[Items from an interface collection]

_____

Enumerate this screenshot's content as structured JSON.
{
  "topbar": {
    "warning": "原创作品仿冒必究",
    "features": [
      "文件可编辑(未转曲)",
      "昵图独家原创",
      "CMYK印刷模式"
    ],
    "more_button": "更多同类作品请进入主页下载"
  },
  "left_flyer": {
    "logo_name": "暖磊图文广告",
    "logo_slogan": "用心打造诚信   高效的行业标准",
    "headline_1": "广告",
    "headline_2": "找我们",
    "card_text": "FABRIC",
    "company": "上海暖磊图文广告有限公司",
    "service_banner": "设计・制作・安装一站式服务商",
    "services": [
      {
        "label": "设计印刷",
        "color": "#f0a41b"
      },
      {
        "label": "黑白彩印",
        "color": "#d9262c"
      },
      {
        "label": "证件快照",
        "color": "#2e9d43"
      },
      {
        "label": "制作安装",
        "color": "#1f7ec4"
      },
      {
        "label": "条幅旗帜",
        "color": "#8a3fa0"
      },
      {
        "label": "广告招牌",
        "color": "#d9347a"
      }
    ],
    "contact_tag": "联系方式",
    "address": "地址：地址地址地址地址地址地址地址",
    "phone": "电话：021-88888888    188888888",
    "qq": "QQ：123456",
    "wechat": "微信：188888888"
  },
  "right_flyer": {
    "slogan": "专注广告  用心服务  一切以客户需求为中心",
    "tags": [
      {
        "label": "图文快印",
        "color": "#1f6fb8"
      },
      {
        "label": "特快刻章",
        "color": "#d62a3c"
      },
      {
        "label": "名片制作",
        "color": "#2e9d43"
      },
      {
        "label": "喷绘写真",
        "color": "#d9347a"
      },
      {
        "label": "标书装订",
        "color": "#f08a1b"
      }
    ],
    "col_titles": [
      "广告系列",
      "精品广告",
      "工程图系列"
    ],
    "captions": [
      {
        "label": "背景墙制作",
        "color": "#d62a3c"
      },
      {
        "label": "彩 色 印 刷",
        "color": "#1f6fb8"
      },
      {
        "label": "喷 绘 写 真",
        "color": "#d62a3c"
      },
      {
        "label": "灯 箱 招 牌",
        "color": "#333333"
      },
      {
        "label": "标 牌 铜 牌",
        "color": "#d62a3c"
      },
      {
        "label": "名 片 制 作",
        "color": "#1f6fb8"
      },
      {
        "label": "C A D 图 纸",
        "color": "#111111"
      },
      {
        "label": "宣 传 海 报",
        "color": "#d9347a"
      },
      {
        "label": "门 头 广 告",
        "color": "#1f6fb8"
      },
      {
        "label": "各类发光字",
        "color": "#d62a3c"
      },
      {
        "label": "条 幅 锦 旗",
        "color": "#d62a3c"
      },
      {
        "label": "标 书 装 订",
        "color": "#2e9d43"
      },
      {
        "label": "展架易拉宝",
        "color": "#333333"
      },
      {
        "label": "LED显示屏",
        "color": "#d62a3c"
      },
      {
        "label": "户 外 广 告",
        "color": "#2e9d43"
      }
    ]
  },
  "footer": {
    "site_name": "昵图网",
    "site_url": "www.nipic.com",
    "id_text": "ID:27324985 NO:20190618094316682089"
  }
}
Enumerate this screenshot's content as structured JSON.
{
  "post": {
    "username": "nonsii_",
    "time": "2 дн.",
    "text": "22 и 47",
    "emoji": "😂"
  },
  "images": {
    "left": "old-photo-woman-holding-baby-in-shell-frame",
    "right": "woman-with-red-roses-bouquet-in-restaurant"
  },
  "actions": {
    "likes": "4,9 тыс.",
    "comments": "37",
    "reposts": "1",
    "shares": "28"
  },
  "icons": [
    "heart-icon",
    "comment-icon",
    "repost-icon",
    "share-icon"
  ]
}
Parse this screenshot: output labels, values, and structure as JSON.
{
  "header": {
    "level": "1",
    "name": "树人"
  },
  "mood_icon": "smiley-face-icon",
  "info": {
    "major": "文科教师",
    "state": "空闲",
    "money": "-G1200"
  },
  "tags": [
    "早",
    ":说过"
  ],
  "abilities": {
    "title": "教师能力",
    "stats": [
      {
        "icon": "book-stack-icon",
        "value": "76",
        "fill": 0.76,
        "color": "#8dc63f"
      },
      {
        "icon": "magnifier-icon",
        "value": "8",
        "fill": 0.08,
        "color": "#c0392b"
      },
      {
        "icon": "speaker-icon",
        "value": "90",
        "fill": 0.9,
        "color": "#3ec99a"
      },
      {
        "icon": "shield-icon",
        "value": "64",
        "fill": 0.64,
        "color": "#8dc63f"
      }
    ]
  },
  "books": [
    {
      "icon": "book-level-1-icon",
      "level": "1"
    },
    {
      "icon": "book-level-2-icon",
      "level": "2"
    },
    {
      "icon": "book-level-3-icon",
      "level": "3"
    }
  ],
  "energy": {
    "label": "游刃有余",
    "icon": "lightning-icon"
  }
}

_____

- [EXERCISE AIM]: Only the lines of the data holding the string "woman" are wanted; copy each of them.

- [ANSWER TO THIS EXERCISE]:
    "left": "old-photo-woman-holding-baby-in-shell-frame",
    "right": "woman-with-red-roses-bouquet-in-restaurant"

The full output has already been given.